Give the entries again, exactly as written.

EXERCISE INPUT section start

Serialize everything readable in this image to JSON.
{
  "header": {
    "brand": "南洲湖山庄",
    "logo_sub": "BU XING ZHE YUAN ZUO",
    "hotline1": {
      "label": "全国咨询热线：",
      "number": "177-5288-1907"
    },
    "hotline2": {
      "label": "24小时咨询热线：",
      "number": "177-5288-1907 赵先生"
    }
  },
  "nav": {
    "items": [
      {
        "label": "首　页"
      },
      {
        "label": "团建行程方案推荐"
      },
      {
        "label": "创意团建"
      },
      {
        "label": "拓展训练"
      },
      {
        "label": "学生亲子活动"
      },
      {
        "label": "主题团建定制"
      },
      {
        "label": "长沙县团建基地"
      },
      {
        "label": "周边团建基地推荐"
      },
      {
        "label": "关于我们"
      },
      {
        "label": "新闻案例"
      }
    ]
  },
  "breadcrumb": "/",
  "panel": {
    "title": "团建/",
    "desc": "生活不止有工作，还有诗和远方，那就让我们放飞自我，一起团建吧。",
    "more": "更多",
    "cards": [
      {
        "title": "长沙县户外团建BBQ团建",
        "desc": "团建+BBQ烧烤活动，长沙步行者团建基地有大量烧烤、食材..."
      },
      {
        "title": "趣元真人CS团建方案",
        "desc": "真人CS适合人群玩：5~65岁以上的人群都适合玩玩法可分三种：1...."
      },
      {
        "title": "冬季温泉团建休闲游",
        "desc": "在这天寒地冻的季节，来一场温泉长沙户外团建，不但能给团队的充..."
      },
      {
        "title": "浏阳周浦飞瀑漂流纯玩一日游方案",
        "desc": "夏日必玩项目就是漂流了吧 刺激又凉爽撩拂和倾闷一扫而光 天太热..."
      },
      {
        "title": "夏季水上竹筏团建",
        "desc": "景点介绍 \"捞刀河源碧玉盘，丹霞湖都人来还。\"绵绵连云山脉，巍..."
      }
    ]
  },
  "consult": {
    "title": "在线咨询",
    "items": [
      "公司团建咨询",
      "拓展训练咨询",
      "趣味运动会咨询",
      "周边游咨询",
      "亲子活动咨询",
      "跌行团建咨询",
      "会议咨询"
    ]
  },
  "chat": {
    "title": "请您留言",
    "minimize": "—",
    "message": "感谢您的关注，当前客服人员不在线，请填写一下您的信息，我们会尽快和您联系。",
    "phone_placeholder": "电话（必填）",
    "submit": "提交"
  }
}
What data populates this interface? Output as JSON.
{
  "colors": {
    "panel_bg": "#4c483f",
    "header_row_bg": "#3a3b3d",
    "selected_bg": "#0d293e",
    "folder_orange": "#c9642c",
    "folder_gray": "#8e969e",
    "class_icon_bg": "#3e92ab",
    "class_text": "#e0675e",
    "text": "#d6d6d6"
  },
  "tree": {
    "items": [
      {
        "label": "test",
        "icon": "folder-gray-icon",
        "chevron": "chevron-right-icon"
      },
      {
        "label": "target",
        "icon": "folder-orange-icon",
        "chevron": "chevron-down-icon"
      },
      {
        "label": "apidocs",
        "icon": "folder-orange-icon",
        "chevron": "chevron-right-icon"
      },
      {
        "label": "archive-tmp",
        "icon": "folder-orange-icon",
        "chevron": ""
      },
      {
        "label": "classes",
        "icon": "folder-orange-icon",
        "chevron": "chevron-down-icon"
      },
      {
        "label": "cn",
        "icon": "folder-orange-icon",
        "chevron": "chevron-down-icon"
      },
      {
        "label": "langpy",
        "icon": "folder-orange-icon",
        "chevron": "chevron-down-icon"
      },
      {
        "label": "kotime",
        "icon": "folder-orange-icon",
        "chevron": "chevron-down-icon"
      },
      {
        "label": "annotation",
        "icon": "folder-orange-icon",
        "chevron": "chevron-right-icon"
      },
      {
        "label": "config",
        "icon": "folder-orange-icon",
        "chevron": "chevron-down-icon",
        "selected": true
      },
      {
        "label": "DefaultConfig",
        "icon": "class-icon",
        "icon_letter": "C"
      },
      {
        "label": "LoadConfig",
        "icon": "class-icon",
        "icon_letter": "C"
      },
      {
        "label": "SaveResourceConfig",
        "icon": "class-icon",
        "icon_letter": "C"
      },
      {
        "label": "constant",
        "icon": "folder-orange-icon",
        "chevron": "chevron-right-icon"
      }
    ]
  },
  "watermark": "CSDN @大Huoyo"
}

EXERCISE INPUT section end

FINAL ANSWER ▸
Serialize everything readable in this image to JSON.
{
  "header": {
    "brand": "南洲湖山庄",
    "logo_sub": "BU XING ZHE YUAN ZUO",
    "hotline1": {
      "label": "全国咨询热线：",
      "number": "177-5288-1907"
    },
    "hotline2": {
      "label": "24小时咨询热线：",
      "number": "177-5288-1907 赵先生"
    }
  },
  "nav": {
    "items": [
      {
        "label": "首　页"
      },
      {
        "label": "团建行程方案推荐"
      },
      {
        "label": "创意团建"
      },
      {
        "label": "拓展训练"
      },
      {
        "label": "学生亲子活动"
      },
      {
        "label": "主题团建定制"
      },
      {
        "label": "长沙县团建基地"
      },
      {
        "label": "周边团建基地推荐"
      },
      {
        "label": "关于我们"
      },
      {
        "label": "新闻案例"
      }
    ]
  },
  "breadcrumb": "/",
  "panel": {
    "title": "团建/",
    "desc": "生活不止有工作，还有诗和远方，那就让我们放飞自我，一起团建吧。",
    "more": "更多",
    "cards": [
      {
        "title": "长沙县户外团建BBQ团建",
        "desc": "团建+BBQ烧烤活动，长沙步行者团建基地有大量烧烤、食材..."
      },
      {
        "title": "趣元真人CS团建方案",
        "desc": "真人CS适合人群玩：5~65岁以上的人群都适合玩玩法可分三种：1...."
      },
      {
        "title": "冬季温泉团建休闲游",
        "desc": "在这天寒地冻的季节，来一场温泉长沙户外团建，不但能给团队的充..."
      },
      {
        "title": "浏阳周浦飞瀑漂流纯玩一日游方案",
        "desc": "夏日必玩项目就是漂流了吧 刺激又凉爽撩拂和倾闷一扫而光 天太热..."
      },
      {
        "title": "夏季水上竹筏团建",
        "desc": "景点介绍 \"捞刀河源碧玉盘，丹霞湖都人来还。\"绵绵连云山脉，巍..."
      }
    ]
  },
  "consult": {
    "title": "在线咨询",
    "items": [
      "公司团建咨询",
      "拓展训练咨询",
      "趣味运动会咨询",
      "周边游咨询",
      "亲子活动咨询",
      "跌行团建咨询",
      "会议咨询"
    ]
  },
  "chat": {
    "title": "请您留言",
    "minimize": "—",
    "message": "感谢您的关注，当前客服人员不在线，请填写一下您的信息，我们会尽快和您联系。",
    "phone_placeholder": "电话（必填）",
    "submit": "提交"
  }
}
What data populates this interface? Output as JSON.
{
  "colors": {
    "panel_bg": "#4c483f",
    "header_row_bg": "#3a3b3d",
    "selected_bg": "#0d293e",
    "folder_orange": "#c9642c",
    "folder_gray": "#8e969e",
    "class_icon_bg": "#3e92ab",
    "class_text": "#e0675e",
    "text": "#d6d6d6"
  },
  "tree": {
    "items": [
      {
        "label": "test",
        "icon": "folder-gray-icon",
        "chevron": "chevron-right-icon"
      },
      {
        "label": "target",
        "icon": "folder-orange-icon",
        "chevron": "chevron-down-icon"
      },
      {
        "label": "apidocs",
        "icon": "folder-orange-icon",
        "chevron": "chevron-right-icon"
      },
      {
        "label": "archive-tmp",
        "icon": "folder-orange-icon",
        "chevron": ""
      },
      {
        "label": "classes",
        "icon": "folder-orange-icon",
        "chevron": "chevron-down-icon"
      },
      {
        "label": "cn",
        "icon": "folder-orange-icon",
        "chevron": "chevron-down-icon"
      },
      {
        "label": "langpy",
        "icon": "folder-orange-icon",
        "chevron": "chevron-down-icon"
      },
      {
        "label": "kotime",
        "icon": "folder-orange-icon",
        "chevron": "chevron-down-icon"
      },
      {
        "label": "annotation",
        "icon": "folder-orange-icon",
        "chevron": "chevron-right-icon"
      },
      {
        "label": "config",
        "icon": "folder-orange-icon",
        "chevron": "chevron-down-icon",
        "selected": true
      },
      {
        "label": "DefaultConfig",
        "icon": "class-icon",
        "icon_letter": "C"
      },
      {
        "label": "LoadConfig",
        "icon": "class-icon",
        "icon_letter": "C"
      },
      {
        "label": "SaveResourceConfig",
        "icon": "class-icon",
        "icon_letter": "C"
      },
      {
        "label": "constant",
        "icon": "folder-orange-icon",
        "chevron": "chevron-right-icon"
      }
    ]
  },
  "watermark": "CSDN @大Huoyo"
}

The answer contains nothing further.